Types of papers and boards and their uses

Papers and boards are formed from wood pulp, which comes from trees. This squishy wood pulp is rolled out into thin sheets in paper mill factories to form the papers and boards that we use.


Papers are made from wood pulp. Their density is measured by their weight, in grams per square metre (gsm). The lower the gsm, the thinner the paper will be. Paper comes in standard sized sheets - the smallest is A10 (roughly the size of a postage stamp), and the largest size is A0 (a large bed sheet). The most common sizes are A4 and A3.

Tracing paper (40-90 gsm)Thin, translucent (see-through), smooth and strong, doesn’t absorb ink easily and drying times are longerFor copying drawings, sketches and intricate details
Layout paper (50 gsm)Smooth finish, translucent (see-through), cheap to buyFor sketching and developing design ideas
Copier paper (80 gsm)Smooth surface, bright white (bleached) to show print clearly, uncoated surface, takes colour well, cheap and readily availableFor printing and photocopying
Cartridge paper (80-140 gsm)Thick, textured surface, usually creamy, off-white colour, heavier weight than copier paperFor all colour mediums, including ink and watercolour, crayons and pastels
A pencil sketch of a design on tracing paper.
Tracing paper

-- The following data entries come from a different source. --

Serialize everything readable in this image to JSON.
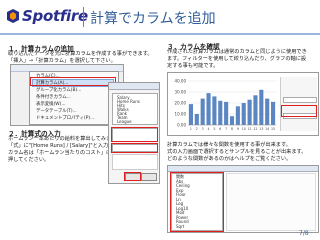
{
  "header": {
    "logo_text": "Spotfire",
    "title": "計算でカラムを追加"
  },
  "section1": {
    "title": "１．計算カラムの追加",
    "lines": [
      "取り込んだデータを元に計算カラムを作成する事ができます。",
      "「挿入」→「計算カラム」を選択して下さい。"
    ]
  },
  "section2": {
    "title": "２．計算式の入力",
    "lines": [
      "ホームラン一本あたりの給料を算出してみましょう。",
      "「式」に\"[Home Runs] / [Salary]\"と入力してください。",
      "カラム名は「ホームラン当たりのコスト」にし、「OK」を",
      "押してください。"
    ]
  },
  "section3": {
    "title": "３．カラムを確認",
    "lines": [
      "作成された計算カラムは通常のカラムと同じように使用でき",
      "ます。フィルターを使用して絞り込んだり、グラフの軸に設",
      "定する事も可能です。"
    ]
  },
  "note": {
    "lines": [
      "計算カラムでは様々な関数を使用する事が出来ます。",
      "式の入力画面で選択するとサンプルを見ることが出来ます。",
      "どのような関数があるのかはヘルプをご覧ください。"
    ]
  },
  "menu_items": [
    "カラム(C)...",
    "計算カラム(A)...",
    "グループ化カラム(B)...",
    "条件付きカラム...",
    "表示変換(W)...",
    "データテーブル(T)...",
    "ドキュメントプロパティ(P)..."
  ],
  "panel_rows": [
    "Salary",
    "Home Runs",
    "Hits",
    "Walks",
    "Rank",
    "Team",
    "League"
  ],
  "function_rows": [
    "関数",
    "Abs",
    "Ceiling",
    "Exp",
    "Floor",
    "Ln",
    "Log",
    "Log10",
    "Mod",
    "Power",
    "Round",
    "Sqrt"
  ],
  "chart_data": {
    "type": "bar",
    "categories": [
      "1",
      "2",
      "3",
      "4",
      "5",
      "6",
      "7",
      "8",
      "9",
      "10",
      "11",
      "12",
      "13",
      "14",
      "15"
    ],
    "values": [
      19,
      10,
      24,
      29,
      26,
      22,
      21,
      8,
      17,
      20,
      23,
      27,
      32,
      24,
      21
    ],
    "ylim": [
      0,
      40
    ],
    "yticks": [
      "40.00",
      "30.00",
      "20.00",
      "10.00",
      "0.00"
    ],
    "xlabel": "",
    "ylabel": "",
    "color": "#5b86c2"
  },
  "page_number": "7/8"
}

Board is categorised by weight as well as thickness; the weight is measured, like paper, in grams per square metre (gsm) and the thickness is measured in microns. One micron is 1/1,000th of a mm.

Corrugated card (3,000+ microns)Strong but lightweight, made from two layers with at least two or more fluted (crimped) sheets between, available in different thicknesses, not water resistant, can be recycledCorrugations make it strong, protective and insulating; used in packaging
Mounting board (1,400 microns)Rigid with smooth surface, available in a range of colours (commonly black and white)Picture framing mounts, production of architectural models, to support concept designs for presentations
Folding boxboard (300-1,600+ microns)Often made from recycled paper, isn’t very thick but has good stiffness, can be easily recycled, scores well and bends without splittingPackaging - particularly associated with packaging of goods found in a supermarket, eg frozen food boxes or cereal packets
A close-up view of rolled up corrugated card in green and brown.
Corrugated card